Because if they do get their mitts on it, they will create a less then convenient scheme for consumers in order to keep recycling rates low so they don't have to pay back consumers refunds.
There are billions of drinks sold in Australia each year and that means lots of 10 cent refunds, avoiding paying back some of these is worth hundreds of millions of dollars a year to the big beverage manufacturers.
It's unfortunate some, like Ms Armitage and Mr Kearney, have decided to drink the Kool-Aid.
Tasmania's proposed container deposit scheme will be good for the environment, consumers and community groups.
Robert Kelman, South Hobart.
DON'T TURN A BLIND EYE
ONE wonders when watching a recent news report on the Chinese navy celebrating the commissioning of three new warships.
Was Australian iron ore used to make the steel for these ships?
If so, (and it is every possibility it was) let's hope the record prices offered for our iron ore has not clouded our sense of national security.

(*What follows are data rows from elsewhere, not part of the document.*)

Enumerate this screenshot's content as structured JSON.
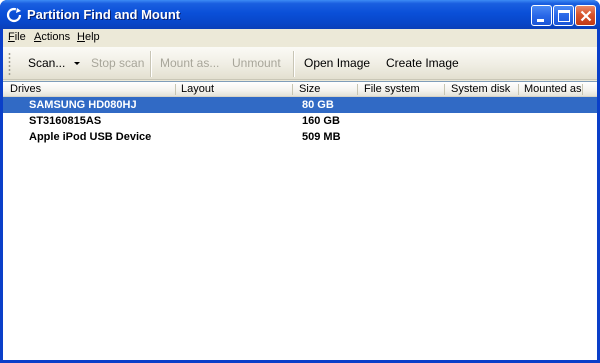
{
  "window": {
    "title": "Partition Find and Mount"
  },
  "menu": {
    "items": [
      {
        "label": "File",
        "accel": "F",
        "rest": "ile"
      },
      {
        "label": "Actions",
        "accel": "A",
        "rest": "ctions"
      },
      {
        "label": "Help",
        "accel": "H",
        "rest": "elp"
      }
    ]
  },
  "toolbar": {
    "scan": "Scan...",
    "stop_scan": "Stop scan",
    "mount_as": "Mount as...",
    "unmount": "Unmount",
    "open_image": "Open Image",
    "create_image": "Create Image"
  },
  "table": {
    "columns": [
      "Drives",
      "Layout",
      "Size",
      "File system",
      "System disk",
      "Mounted as"
    ],
    "rows": [
      {
        "drive": "SAMSUNG HD080HJ",
        "layout": "",
        "size": "80 GB",
        "file_system": "",
        "system_disk": "",
        "mounted_as": "",
        "selected": true
      },
      {
        "drive": "ST3160815AS",
        "layout": "",
        "size": "160 GB",
        "file_system": "",
        "system_disk": "",
        "mounted_as": "",
        "selected": false
      },
      {
        "drive": "Apple iPod USB Device",
        "layout": "",
        "size": "509 MB",
        "file_system": "",
        "system_disk": "",
        "mounted_as": "",
        "selected": false
      }
    ]
  },
  "colors": {
    "titlebar": "#0a4fd8",
    "selection": "#316ac5",
    "face": "#ece9d8"
  },
  "icons": {
    "app": "refresh-circle-icon",
    "minimize": "minimize-icon",
    "maximize": "maximize-icon",
    "close": "close-icon"
  }
}
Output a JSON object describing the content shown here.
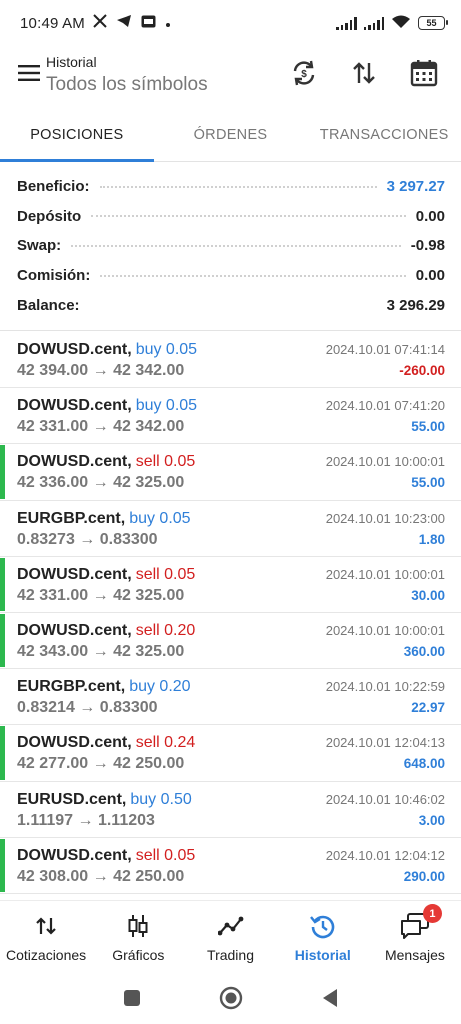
{
  "status_bar": {
    "time": "10:49 AM",
    "battery": "55",
    "icons": [
      "x-icon",
      "telegram-icon",
      "sim-icon",
      "dot-icon",
      "signal-icon",
      "signal-icon",
      "wifi-icon",
      "battery-icon"
    ]
  },
  "header": {
    "title": "Historial",
    "subtitle": "Todos los símbolos",
    "icons": [
      "menu-icon",
      "sync-icon",
      "sort-icon",
      "calendar-icon"
    ]
  },
  "tabs": [
    {
      "label": "POSICIONES",
      "active": true
    },
    {
      "label": "ÓRDENES",
      "active": false
    },
    {
      "label": "TRANSACCIONES",
      "active": false
    }
  ],
  "summary": [
    {
      "label": "Beneficio:",
      "value": "3 297.27"
    },
    {
      "label": "Depósito",
      "value": "0.00"
    },
    {
      "label": "Swap:",
      "value": "-0.98"
    },
    {
      "label": "Comisión:",
      "value": "0.00"
    },
    {
      "label": "Balance:",
      "value": "3 296.29"
    }
  ],
  "trades": [
    {
      "symbol": "DOWUSD.cent",
      "side": "buy 0.05",
      "time": "2024.10.01 07:41:14",
      "prices": "42 394.00 → 42 342.00",
      "profit": "-260.00",
      "marked": false
    },
    {
      "symbol": "DOWUSD.cent",
      "side": "buy 0.05",
      "time": "2024.10.01 07:41:20",
      "prices": "42 331.00 → 42 342.00",
      "profit": "55.00",
      "marked": false
    },
    {
      "symbol": "DOWUSD.cent",
      "side": "sell 0.05",
      "time": "2024.10.01 10:00:01",
      "prices": "42 336.00 → 42 325.00",
      "profit": "55.00",
      "marked": true
    },
    {
      "symbol": "EURGBP.cent",
      "side": "buy 0.05",
      "time": "2024.10.01 10:23:00",
      "prices": "0.83273 → 0.83300",
      "profit": "1.80",
      "marked": false
    },
    {
      "symbol": "DOWUSD.cent",
      "side": "sell 0.05",
      "time": "2024.10.01 10:00:01",
      "prices": "42 331.00 → 42 325.00",
      "profit": "30.00",
      "marked": true
    },
    {
      "symbol": "DOWUSD.cent",
      "side": "sell 0.20",
      "time": "2024.10.01 10:00:01",
      "prices": "42 343.00 → 42 325.00",
      "profit": "360.00",
      "marked": true
    },
    {
      "symbol": "EURGBP.cent",
      "side": "buy 0.20",
      "time": "2024.10.01 10:22:59",
      "prices": "0.83214 → 0.83300",
      "profit": "22.97",
      "marked": false
    },
    {
      "symbol": "DOWUSD.cent",
      "side": "sell 0.24",
      "time": "2024.10.01 12:04:13",
      "prices": "42 277.00 → 42 250.00",
      "profit": "648.00",
      "marked": true
    },
    {
      "symbol": "EURUSD.cent",
      "side": "buy 0.50",
      "time": "2024.10.01 10:46:02",
      "prices": "1.11197 → 1.11203",
      "profit": "3.00",
      "marked": false
    },
    {
      "symbol": "DOWUSD.cent",
      "side": "sell 0.05",
      "time": "2024.10.01 12:04:12",
      "prices": "42 308.00 → 42 250.00",
      "profit": "290.00",
      "marked": true
    }
  ],
  "bottom_nav": [
    {
      "label": "Cotizaciones",
      "icon": "quotes-icon"
    },
    {
      "label": "Gráficos",
      "icon": "charts-icon"
    },
    {
      "label": "Trading",
      "icon": "trading-icon"
    },
    {
      "label": "Historial",
      "icon": "history-icon",
      "active": true
    },
    {
      "label": "Mensajes",
      "icon": "messages-icon",
      "badge": "1"
    }
  ],
  "system_nav": [
    "recents-button",
    "home-button",
    "back-button"
  ],
  "colors": {
    "accent": "#2f7fd8",
    "sell": "#d21f1f",
    "marker": "#2db84e",
    "badge": "#e53935"
  }
}
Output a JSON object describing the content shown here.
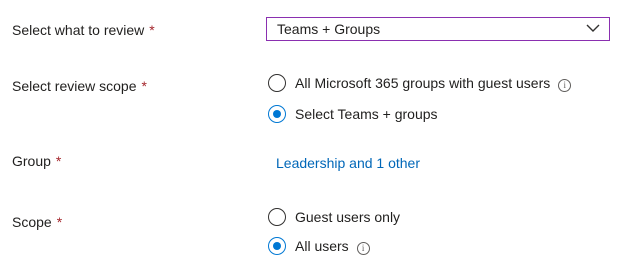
{
  "review_target": {
    "label": "Select what to review",
    "required_mark": "*",
    "selected_value": "Teams + Groups",
    "icon": "chevron-down-icon"
  },
  "review_scope": {
    "label": "Select review scope",
    "required_mark": "*",
    "options": [
      {
        "label": "All Microsoft 365 groups with guest users",
        "checked": false,
        "has_info": true
      },
      {
        "label": "Select Teams + groups",
        "checked": true,
        "has_info": false
      }
    ]
  },
  "group": {
    "label": "Group",
    "required_mark": "*",
    "link_text": "Leadership and 1 other"
  },
  "scope": {
    "label": "Scope",
    "required_mark": "*",
    "options": [
      {
        "label": "Guest users only",
        "checked": false,
        "has_info": false
      },
      {
        "label": "All users",
        "checked": true,
        "has_info": true
      }
    ]
  },
  "info_glyph": "i",
  "colors": {
    "accent": "#0078d4",
    "link": "#0067b8",
    "required": "#a4262c",
    "select_border": "#8a2fb0"
  }
}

Let's not be blind to what is happening just to our North, in the South China Sea.
Robert Lee, Summerhill.
THINGS COULD STILL GET WORSE

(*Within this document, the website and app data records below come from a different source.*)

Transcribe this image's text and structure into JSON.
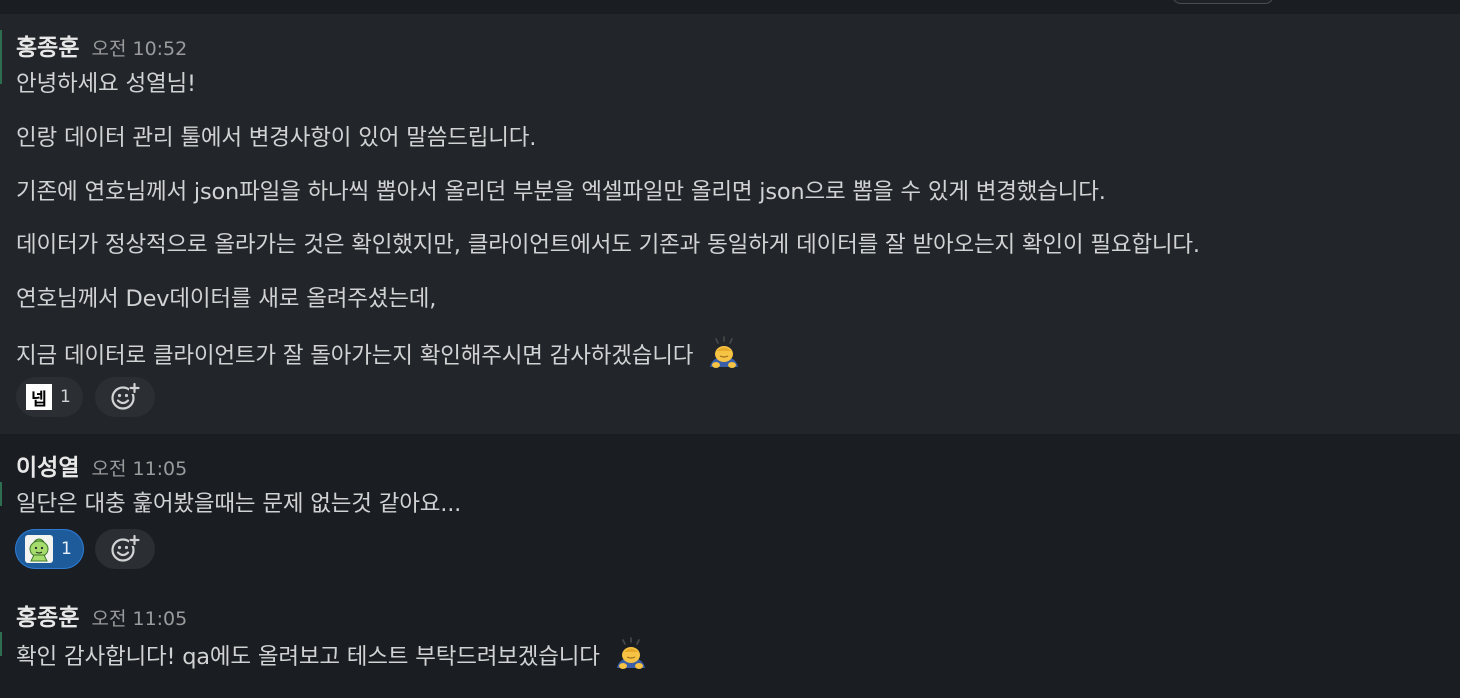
{
  "messages": [
    {
      "author": "홍종훈",
      "time": "오전 10:52",
      "lines": [
        "안녕하세요 성열님!",
        "인랑 데이터 관리 툴에서 변경사항이 있어 말씀드립니다.",
        "기존에 연호님께서 json파일을 하나씩 뽑아서 올리던 부분을 엑셀파일만 올리면 json으로 뽑을 수 있게 변경했습니다.",
        "데이터가 정상적으로 올라가는 것은 확인했지만, 클라이언트에서도 기존과 동일하게 데이터를 잘 받아오는지 확인이 필요합니다.",
        "연호님께서 Dev데이터를 새로 올려주셨는데,",
        "지금 데이터로 클라이언트가 잘 돌아가는지 확인해주시면 감사하겠습니다"
      ],
      "trailing_emoji": "bowing-person-emoji",
      "reaction": {
        "glyph": "넵",
        "count": "1",
        "icon": "nep-custom-emoji"
      }
    },
    {
      "author": "이성열",
      "time": "오전 11:05",
      "lines": [
        "일단은 대충 훑어봤을때는 문제 없는것 같아요..."
      ],
      "reaction": {
        "count": "1",
        "icon": "green-character-custom-emoji",
        "active": true
      }
    },
    {
      "author": "홍종훈",
      "time": "오전 11:05",
      "lines": [
        "확인 감사합니다! qa에도 올려보고 테스트 부탁드려보겠습니다"
      ],
      "trailing_emoji": "bowing-person-emoji"
    }
  ],
  "icons": {
    "add_reaction": "add-reaction-icon"
  },
  "colors": {
    "background": "#1a1d21",
    "hover_background": "#222529",
    "active_reaction": "#1d5b9b",
    "text": "#d1d2d3",
    "timestamp": "#9a9b9d"
  }
}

I REFER to James Lutwyche letter (The Examiner, April 29).
You state the AFL has a larger crowd capacity sitting side by side.

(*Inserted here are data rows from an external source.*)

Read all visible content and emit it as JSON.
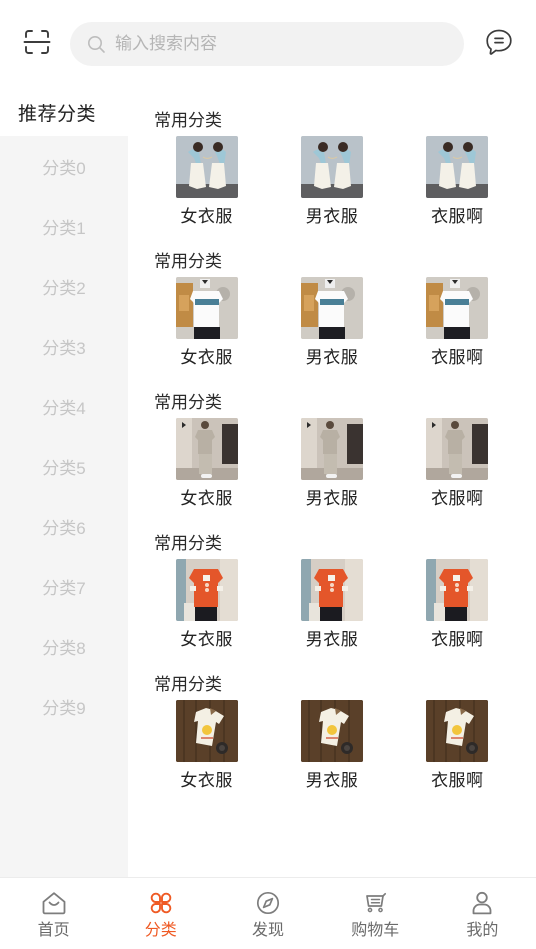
{
  "theme": {
    "accent": "#ef5a24",
    "text_primary": "#222222",
    "text_muted": "#c6c6c6",
    "sidebar_bg": "#f5f5f5",
    "search_bg": "#f2f2f2"
  },
  "header": {
    "scan_icon": "scan-code-icon",
    "search": {
      "icon": "search-icon",
      "placeholder": "输入搜索内容",
      "value": ""
    },
    "message_icon": "message-bubble-icon"
  },
  "sidebar": {
    "title": "推荐分类",
    "items": [
      {
        "label": "分类0"
      },
      {
        "label": "分类1"
      },
      {
        "label": "分类2"
      },
      {
        "label": "分类3"
      },
      {
        "label": "分类4"
      },
      {
        "label": "分类5"
      },
      {
        "label": "分类6"
      },
      {
        "label": "分类7"
      },
      {
        "label": "分类8"
      },
      {
        "label": "分类9"
      }
    ]
  },
  "content": {
    "sections": [
      {
        "title": "常用分类",
        "image": "woman-blue-top-white-skirt",
        "items": [
          {
            "label": "女衣服"
          },
          {
            "label": "男衣服"
          },
          {
            "label": "衣服啊"
          }
        ]
      },
      {
        "title": "常用分类",
        "image": "man-white-sweatshirt-blue-stripe",
        "items": [
          {
            "label": "女衣服"
          },
          {
            "label": "男衣服"
          },
          {
            "label": "衣服啊"
          }
        ]
      },
      {
        "title": "常用分类",
        "image": "man-beige-tracksuit-corridor",
        "items": [
          {
            "label": "女衣服"
          },
          {
            "label": "男衣服"
          },
          {
            "label": "衣服啊"
          }
        ]
      },
      {
        "title": "常用分类",
        "image": "man-orange-chinese-shirt",
        "items": [
          {
            "label": "女衣服"
          },
          {
            "label": "男衣服"
          },
          {
            "label": "衣服啊"
          }
        ]
      },
      {
        "title": "常用分类",
        "image": "white-tshirt-sun-print-wood",
        "items": [
          {
            "label": "女衣服"
          },
          {
            "label": "男衣服"
          },
          {
            "label": "衣服啊"
          }
        ]
      }
    ]
  },
  "tabbar": {
    "active_index": 1,
    "tabs": [
      {
        "label": "首页",
        "icon": "home-icon"
      },
      {
        "label": "分类",
        "icon": "category-grid-icon"
      },
      {
        "label": "发现",
        "icon": "compass-icon"
      },
      {
        "label": "购物车",
        "icon": "shopping-cart-icon"
      },
      {
        "label": "我的",
        "icon": "user-profile-icon"
      }
    ]
  }
}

The thing is they are seated in their allocated seats (easy for tracing).
Just imagine if just one person who was unaware they were carrying the COVID virus was walking around Agfest all day, interacting with so many people from all over our state and all the mainland visitors.
What a nightmare.
I feel sorry for the Agfest committee for all their hard work, and the people who missed out on tickets.
But really - do we want to go back into lockdown, or worse?
Jennifer Colgrave, Riverside.
WHY WE WON'T BE BACK
THE quota numbers at Agfest are ridiculous.
Just 10,000 a day, yet 22,000 at Symmons Plains and similar at the footy.
We have invested heavily to get there, like we have for the last 10 years.
Yet we found out through a mistake on our part that we cannot get tickets, but they can give us a car park pass.
So I guess the only chance is if there is a good Samaritan out there with some tickets we will be visiting tourist spots till the ferry leaves the following week.
We will probably not be back next year, unfortunately.
Barry Tanner, Bacchus Marsh.
RESTRICTIONS 'OVER THE TOP'
IT seems strange that Agfest visitors have been restricted to just 10,000 by the laws that are, when AFL matches are not.
The area that Agfest uses is mainly open ground, with just a few tents that the exhibitors use.
Whereas at the footy, you are sitting next to people and confined to the area for a fixed time.
Common sense would indicate that restrictions are over the top and should be repelled and no limit placed on the event.